  • blackbit75
    There is no competition (AMD can't compete), and the market in x86 has been slowing down, and adding more transistors didn't make any notably benefit, so. People won't see their computer obsolete, as often. Why bother?
    Cheers
    Reply
  • eklipz330
    Intel is allowing itself to run into difficulties, as it makes no sense to invest so much into the performance race, with its competitor now pretty much ineffective in the high-end class. So to all Intel fanboys - this is the result of having world domination. I was never a fanboy, but I had my beliefs in who I prefer. Now that I've matured I understand that my best interests are to have a strong AMD too.
    The result of this lack of real improvement is the fact that there's no real justification for me to upgrade my 3.5yeras old i7-3770K CPU (with its motherboard and RAM) for a Skylake.
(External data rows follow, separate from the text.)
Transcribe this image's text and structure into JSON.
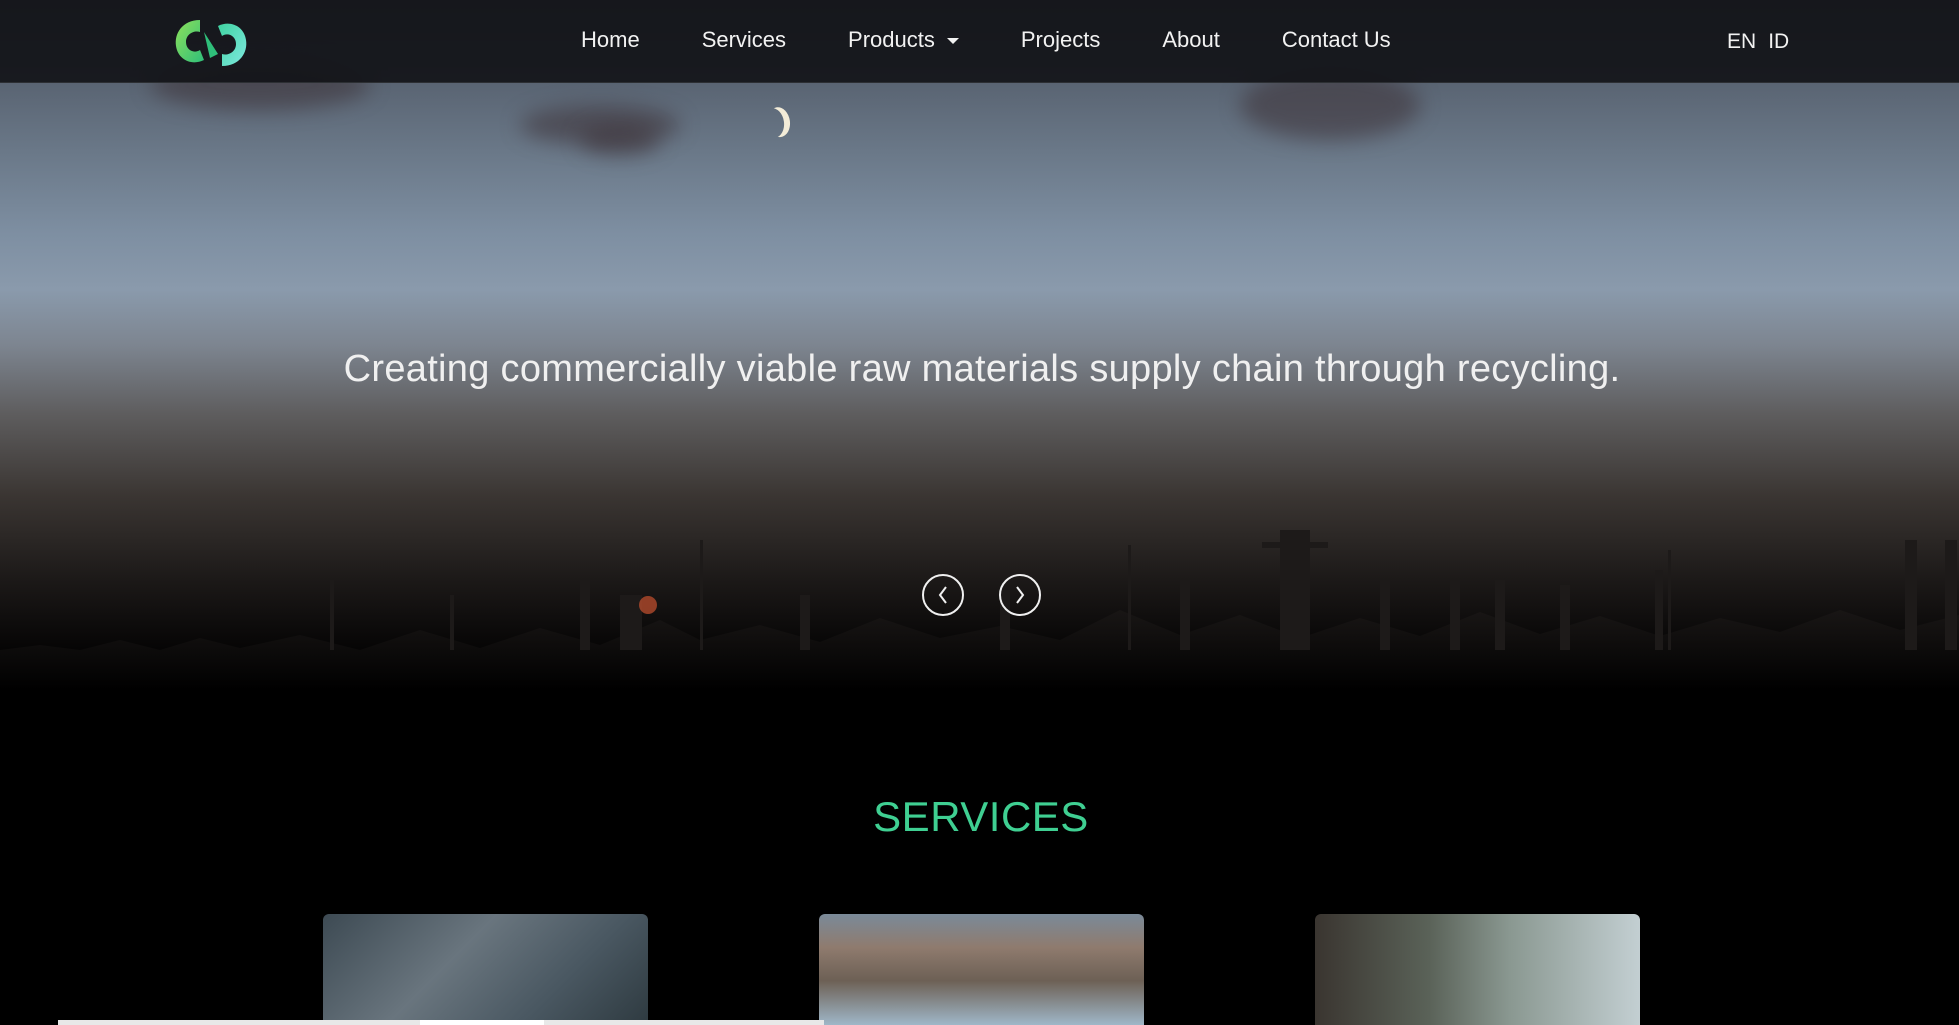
{
  "brand": {
    "logo_icon": "recycle-loop-logo-icon",
    "accent_color": "#3fcf92"
  },
  "nav": {
    "items": [
      {
        "label": "Home"
      },
      {
        "label": "Services"
      },
      {
        "label": "Products"
      },
      {
        "label": "Projects"
      },
      {
        "label": "About"
      },
      {
        "label": "Contact Us"
      }
    ],
    "languages": [
      "EN",
      "ID"
    ]
  },
  "hero": {
    "tagline": "Creating commercially viable raw materials supply chain through recycling.",
    "prev_icon": "chevron-left-icon",
    "next_icon": "chevron-right-icon"
  },
  "services": {
    "heading": "SERVICES"
  }
}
The 20% (max) gain in gaming performance is not enough to justify an upgrade.
    i wouldn't say they're allowing themselves to run into difficulties, but they certainly are becoming lazy or are purposely doing this. they have no reason to continue releasing faster chips because year after year, their chips are the fastest. all they need are marginal optimizations.

    AMD is needed more than ever. this being said, if ZEN performs as good as even Haswell, I will jump ship. Even if it is at a small premium. Last time I built a computer, it was between ivy bridge and bulldozer. wasn't much of a choice.
    Reply
  • InvalidError
    17707199 said:
    Intel is allowing itself to run into difficulties, as it makes no sense to invest so much into the performance race, with its competitor now pretty much ineffective in the high-end class.
    Intel is not immune to the laws of physics and the increasing difficulties that come along with going smaller.
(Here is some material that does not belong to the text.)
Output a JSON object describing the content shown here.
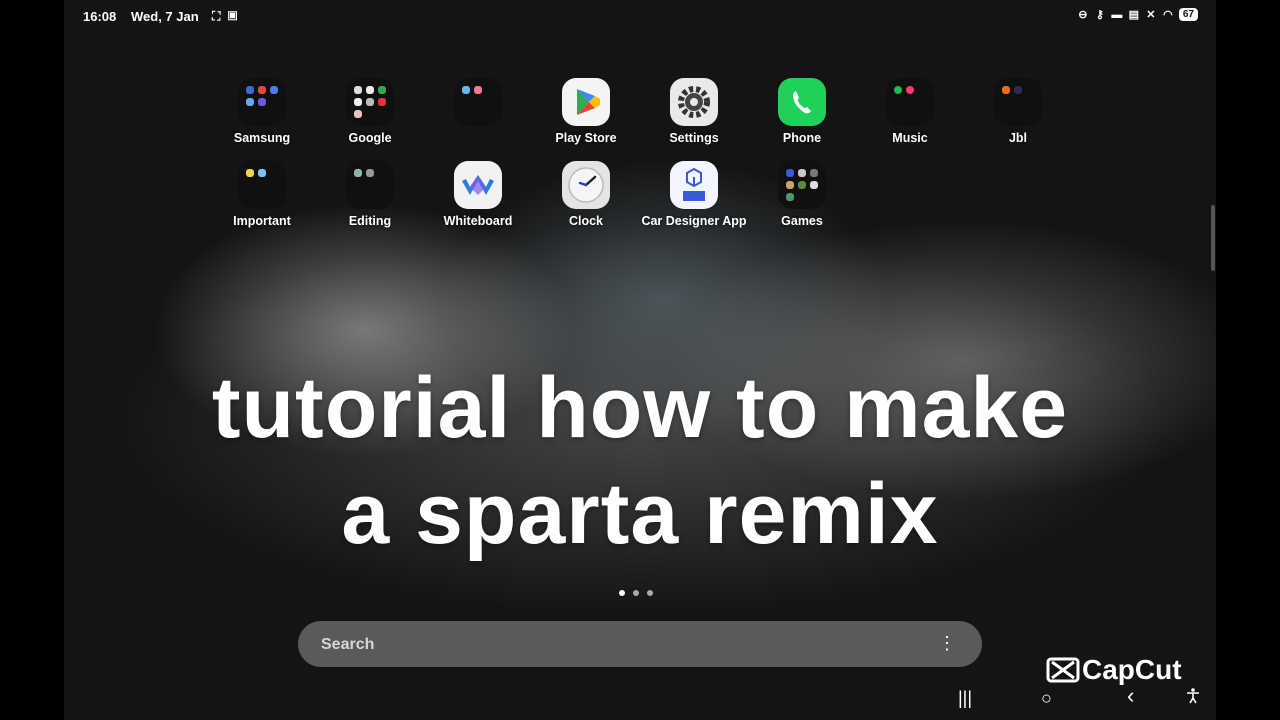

    If going forward was so easy, the other chip designers and makers would have no trouble catching up with Intel. But they are all struggling just as much. Like it or not, that's what happens when you get close to physical limits.

    The only practical way to increase performance much beyond the current state of things is to add more CPU cores but there is too little mainstream software capable of leveraging multi-core CPUs in a meaningful and efficient way for heavily multi-core/multi-thread mainstream CPUs to make sense.
    Reply
  • Solandri
    17706997 said:
    Not to be a downer but if Intel is struggling at this point what makes you think AMD will be able to close the gap considering they will run into the same problems. After the Athlon 64 days AMD has always been behind. I want them to succeed and put pressure on Intel, but I don't think they will be able to close a big gap like that.
    AMD is fabless. They spun off and sold their fabrication factories years ago. They now just design the CPU (or GPU) and contract with a fab to manufacture it for them. The fab factories are the ones closing in on Intel. Samsung and GlobalFoundries already have 14nm working. Toshiba has 15nm. TSMC is the big one which is still stuck at 20nm.
    Reply
  • RedJaron
    17707231 said:
    Well, following the ridiculous news that Kaby Lake will only support Windows 10, I'd be quite happy to see a further generation of CPUs that can still work on Windows 7.
    Why do people keep repeating and believing this misconception? Microsoft is not locking down Windows to only run on certain CPUs, they're just not going to add support to older OS's for newer technologies and ISAs. As an x86 CPU, you can install and run older Windows on Kaby just fine, it simply may not take advantage of newer features Kaby offers. You're also going to be at the mercy of getting drivers for the new hardware on the older OS. Take a look at MSI and ASRock's sites. Notice at Z87 they stopped offering WinXP drivers? You can't even get Win8 drivers for current mboards ( Win7 and 8.1, but not 8, and yes, it makes a difference ). So why all the outrage at MS doing something that hardware mfrs have done for years?

    As for the tick-tock change, I think this also reflects how powerful CPUs have become lately. Years ago, having 5+ yr-old CPU meant a computer that was completely inadequate. Now we still have people rocking away with Nehalem, Sandy Bridge, and AMD Stars without a worry. If consumers don't have a need to upgrade as often, why not extend the R&D to try and wring as much optimization out of what we have now?
    Reply